OTHER PARTS OF THIS ARTICLEPt. 1: LEED-EB Lowers Operating Costs, Report FindsPt. 2: LEED Version 3: Coming SoonPt. 3: Green Guide Releases ToolkitPt. 4: This PagePt. 5: LEED AP Deadline ApproachingPt. 6: ENERGY STAR Releases List of Top 10 Cities
A new study by Lawrence Berkeley National Laboratory shows that the average cost of installed solar photovoltaic (PV) systems in the U.S has declined from $10.50 per watt in 1998 to $7.60 per watt in 2007. The study examined 37,000 grid-connected PV systems in 12 states.
The study attributed the decline mostly to decreases in non-module costs, such as the cost of labor, marketing, overhead, inverters and the balance of systems.

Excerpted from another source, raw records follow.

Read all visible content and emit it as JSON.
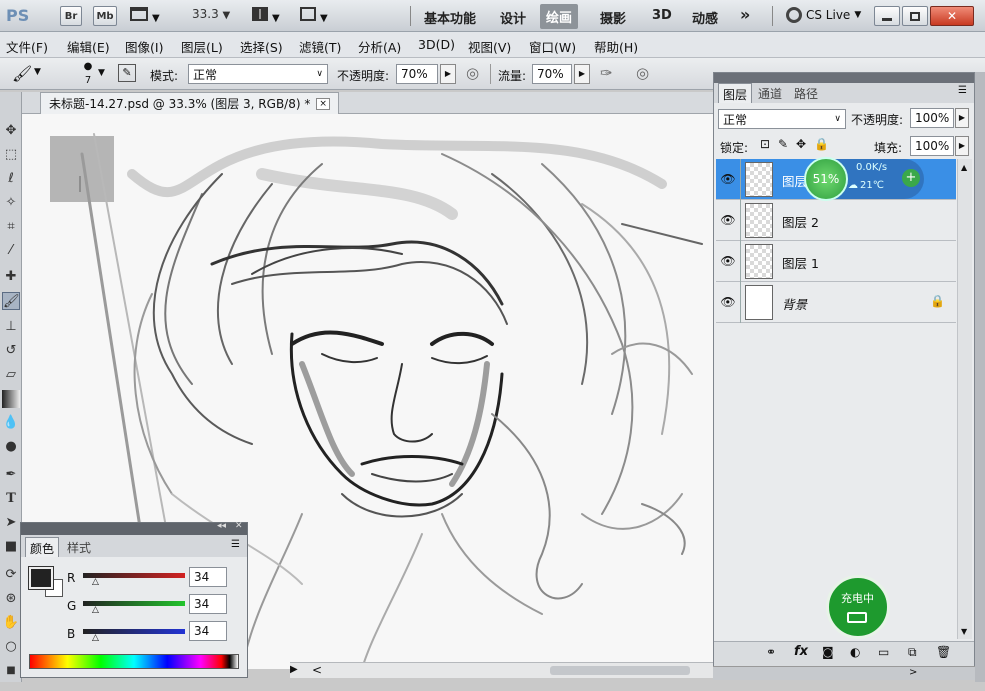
{
  "titlebar": {
    "ps_logo": "PS",
    "bridge_btn": "Br",
    "minibridge_btn": "Mb",
    "zoom": "33.3",
    "workspaces": [
      "基本功能",
      "设计",
      "绘画",
      "摄影",
      "3D",
      "动感"
    ],
    "active_workspace": "绘画",
    "more": "»",
    "cslive": "CS Live"
  },
  "menubar": {
    "items": [
      "文件(F)",
      "编辑(E)",
      "图像(I)",
      "图层(L)",
      "选择(S)",
      "滤镜(T)",
      "分析(A)",
      "3D(D)",
      "视图(V)",
      "窗口(W)",
      "帮助(H)"
    ]
  },
  "options": {
    "brush_size": "7",
    "mode_label": "模式:",
    "mode_value": "正常",
    "opacity_label": "不透明度:",
    "opacity_value": "70%",
    "flow_label": "流量:",
    "flow_value": "70%"
  },
  "document": {
    "tab_title": "未标题-14.27.psd @ 33.3% (图层 3, RGB/8) *",
    "close": "×"
  },
  "layers_panel": {
    "tabs": [
      "图层",
      "通道",
      "路径"
    ],
    "blend_mode": "正常",
    "opacity_label": "不透明度:",
    "opacity_value": "100%",
    "lock_label": "锁定:",
    "fill_label": "填充:",
    "fill_value": "100%",
    "layers": [
      {
        "name": "图层 3",
        "selected": true
      },
      {
        "name": "图层 2",
        "selected": false
      },
      {
        "name": "图层 1",
        "selected": false
      },
      {
        "name": "背景",
        "selected": false
      }
    ]
  },
  "color_panel": {
    "tabs": [
      "颜色",
      "样式"
    ],
    "channels": [
      {
        "label": "R",
        "value": "34",
        "color": "#d22222"
      },
      {
        "label": "G",
        "value": "34",
        "color": "#22c42c"
      },
      {
        "label": "B",
        "value": "34",
        "color": "#2233d4"
      }
    ],
    "foreground": "#222222",
    "background": "#ffffff"
  },
  "overlays": {
    "net_percent": "51%",
    "net_speed": "0.0K/s",
    "net_temp": "21℃",
    "charging": "充电中"
  },
  "colors": {
    "selection_blue": "#3a8fe6",
    "accent": "#2b6fd6"
  }
}
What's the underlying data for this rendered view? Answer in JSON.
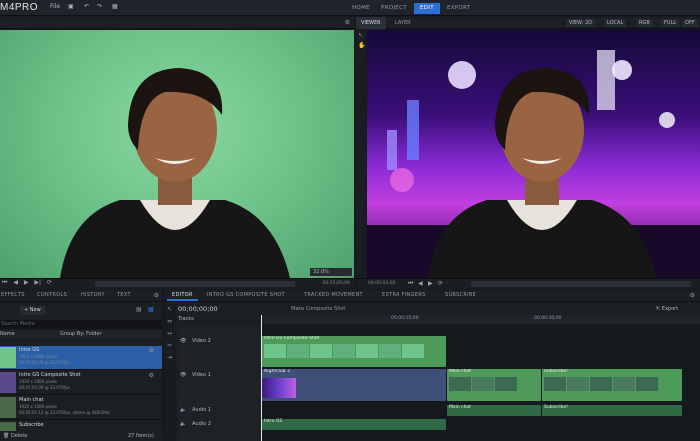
{
  "app": {
    "logo_text": "M4PRO",
    "logo_prefix": "HITFILM"
  },
  "menu": {
    "file": "File"
  },
  "workspace_tabs": [
    {
      "label": "HOME"
    },
    {
      "label": "PROJECT"
    },
    {
      "label": "EDIT"
    },
    {
      "label": "EXPORT"
    }
  ],
  "viewer": {
    "tabs": [
      {
        "label": "VIEWER"
      },
      {
        "label": "LAYER"
      }
    ],
    "view_dropdown": "VIEW: 2D",
    "space_dropdown": "LOCAL",
    "color_dropdown": "RGB",
    "quality_dropdown": "FULL",
    "zoom_dropdown": "OFF",
    "timecode": "00;00;00;00"
  },
  "source": {
    "zoom": "32.0%",
    "timecode": "00;03;05;09"
  },
  "left_panel": {
    "tabs": [
      {
        "label": "EFFECTS"
      },
      {
        "label": "CONTROLS"
      },
      {
        "label": "HISTORY"
      },
      {
        "label": "TEXT"
      }
    ],
    "new_button": "New",
    "search_placeholder": "Search Media",
    "name_header": "Name",
    "group_by": "Group By: Folder",
    "items": [
      {
        "title": "Intro GS",
        "line1": "1920 x 1080 pixels",
        "line2": "00;07;05;09 @ 23.976fps"
      },
      {
        "title": "Intro GS Composite Shot",
        "line1": "1920 x 1080 pixels",
        "line2": "00;07;05;09 @ 23.976fps"
      },
      {
        "title": "Main chat",
        "line1": "1920 x 1080 pixels",
        "line2": "00;02;05;13 @ 23.976fps, stereo @ 48000Hz"
      },
      {
        "title": "Subscribe",
        "line1": "1920 x 1080 pixels",
        "line2": "00;00;05;09 @ 23.976fps, stereo @ 48000Hz"
      }
    ],
    "delete_label": "Delete",
    "count_label": "27 Item(s)"
  },
  "editor": {
    "tabs": [
      {
        "label": "EDITOR"
      },
      {
        "label": "INTRO GS COMPOSITE SHOT"
      },
      {
        "label": "TRACKED MOVEMENT"
      },
      {
        "label": "EXTRA FINGERS"
      },
      {
        "label": "SUBSCRIBE"
      }
    ],
    "timecode": "00;00;00;00",
    "make_composite": "Make Composite Shot",
    "export_label": "Export",
    "tracks_label": "Tracks",
    "ruler": [
      {
        "label": "00;00;15;00"
      },
      {
        "label": "00;00;30;00"
      }
    ],
    "tracks": [
      {
        "label": "Video 2"
      },
      {
        "label": "Video 1"
      },
      {
        "label": "Audio 1"
      },
      {
        "label": "Audio 2"
      }
    ],
    "clips": {
      "v2": "Intro GS Composite Shot",
      "v1a": "Nightclub 3",
      "v1b": "Main chat",
      "v1c": "Subscribe!",
      "a1a": "Main chat",
      "a1b": "Subscribe!",
      "a2": "Intro GS"
    }
  },
  "colors": {
    "accent": "#2a6fd6",
    "green_clip": "#4e9a5a",
    "audio_clip": "#2f6a45"
  }
}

Direct cash incentives provided by state and local programs declined over the 1998-2007 study period. Other sources of incentives, such as federal incentive tax credits (ITC), increased. For example, as a result of the increase of federal ITC for commercial systems in 2006, total after-tax incentives for commercial PV were $3.90 per watt in 2007, an all-time high.